Theophilus Ebenhaezer (Eben) Dönges was born in Klerksdorp in the former Transvaal province on 8 March 1898. He came to pursue a BA degree at the Victoria College in Stellenbosch, today known as Stellenbosch University (SU), at the beginning of 1916. This was followed by an MA in philosophy in 1919.
During 1920, shortly after becoming the registrar for judge president Sir Etienne de Villiers in Bloemfontein, he decided to enter the legal field and obtained an LLB degree from the University of London. He also passed the exam for the Council of Legal Education, Middle Temple. Dönges completed his studies with an LLD from the London School of Economics and was accepted to both the Pretoria and Cape Town bars on his return.
Apart from his professional legal work, he also made a living from journalism. During his lifetime he worked as journalist, editor and assistant editor at various daily papers, including Die Burger and The South African Nation.
Dönges displayed a passion for the Afrikaans culture and language. For many years he would serve as chairperson of the liaison committee of Afrikaans cultural organisations, as well as vice-chair of the executive committee of the Federasie van Afrikaanse Kultuurvereniginge (FAK). In addition, he served on the SU Council from 1953 before being appointed as chancellor in 1959.

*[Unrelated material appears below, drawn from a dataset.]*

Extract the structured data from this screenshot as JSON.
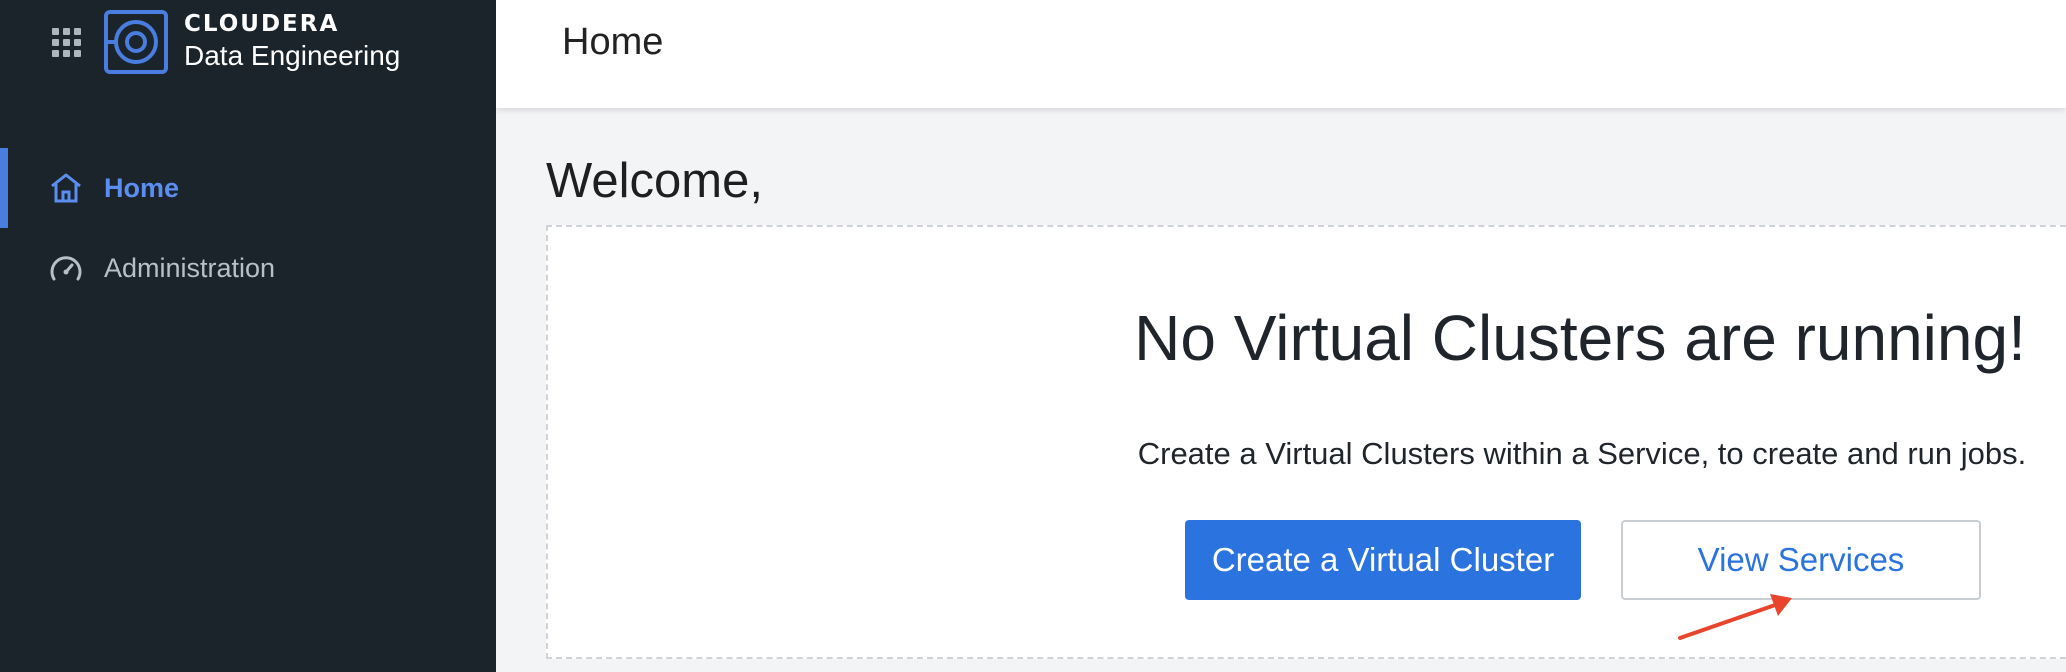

Dönges first made his entry into politics during 1941 when he was elected as a representative of the Legislative Assembly (Volksraad) for the Fauresmith constituency. Seven years later he was elected as a member of parliament for Worcester, as well as to the cabinet as minister of post and telecommunication. Later that same year he assumed a new role, this time as minister of the interior.
Following Dr DF Malan’s resignation as Cape provincial leader in November 1953, Dönges became the National Party’s new provincial leader. He would also serve as minister of finance between 1958 and 1966. Following the assassination of prime minister HF Verwoerd on 6 September 1966, he became the acting prime minister until the National Party Congress named BJ Vorster as the official replacement.
Dönges was nominated as state president of South Africa on 1 June 1967, but after suffering a stroke, he fell into a coma before he could take office. He would never regain consciousness and passed away on 10 January 1968.
– By Steyn du Toit